Your instructions: Each entry that follows is to be duplicated exactly, without its images.

Information given:
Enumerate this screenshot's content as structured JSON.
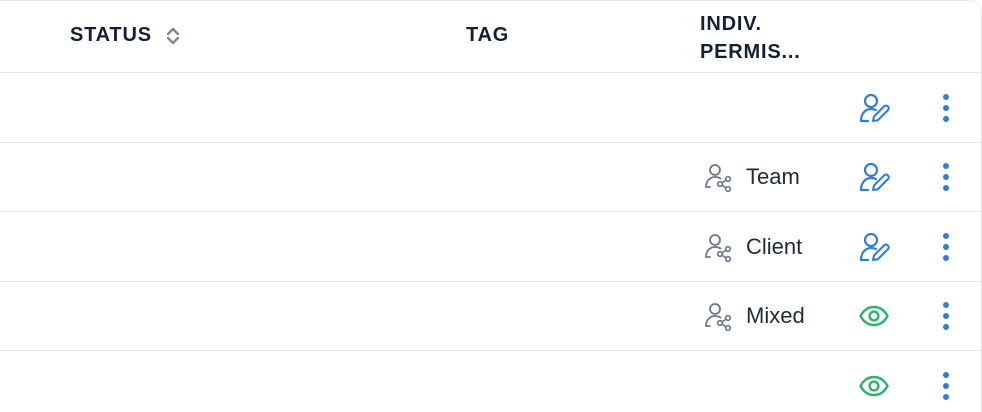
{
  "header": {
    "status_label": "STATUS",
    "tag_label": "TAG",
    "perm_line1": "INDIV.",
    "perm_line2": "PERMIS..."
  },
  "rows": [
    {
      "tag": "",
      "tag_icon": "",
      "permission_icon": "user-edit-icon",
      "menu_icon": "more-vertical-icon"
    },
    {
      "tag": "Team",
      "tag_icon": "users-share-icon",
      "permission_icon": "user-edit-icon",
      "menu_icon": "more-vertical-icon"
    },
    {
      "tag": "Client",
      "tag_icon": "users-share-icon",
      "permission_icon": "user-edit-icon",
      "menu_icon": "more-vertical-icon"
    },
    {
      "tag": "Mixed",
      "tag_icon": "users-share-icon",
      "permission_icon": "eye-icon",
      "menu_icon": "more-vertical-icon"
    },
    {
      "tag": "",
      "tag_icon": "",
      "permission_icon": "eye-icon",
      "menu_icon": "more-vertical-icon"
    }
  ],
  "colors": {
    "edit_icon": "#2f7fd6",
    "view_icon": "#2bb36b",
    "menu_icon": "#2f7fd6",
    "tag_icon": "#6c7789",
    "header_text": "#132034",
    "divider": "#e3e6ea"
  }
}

Answer for this exercise:
Enumerate this screenshot's content as structured JSON.
{
  "header": {
    "status_label": "STATUS",
    "tag_label": "TAG",
    "perm_line1": "INDIV.",
    "perm_line2": "PERMIS..."
  },
  "rows": [
    {
      "tag": "",
      "tag_icon": "",
      "permission_icon": "user-edit-icon",
      "menu_icon": "more-vertical-icon"
    },
    {
      "tag": "Team",
      "tag_icon": "users-share-icon",
      "permission_icon": "user-edit-icon",
      "menu_icon": "more-vertical-icon"
    },
    {
      "tag": "Client",
      "tag_icon": "users-share-icon",
      "permission_icon": "user-edit-icon",
      "menu_icon": "more-vertical-icon"
    },
    {
      "tag": "Mixed",
      "tag_icon": "users-share-icon",
      "permission_icon": "eye-icon",
      "menu_icon": "more-vertical-icon"
    },
    {
      "tag": "",
      "tag_icon": "",
      "permission_icon": "eye-icon",
      "menu_icon": "more-vertical-icon"
    }
  ],
  "colors": {
    "edit_icon": "#2f7fd6",
    "view_icon": "#2bb36b",
    "menu_icon": "#2f7fd6",
    "tag_icon": "#6c7789",
    "header_text": "#132034",
    "divider": "#e3e6ea"
  }
}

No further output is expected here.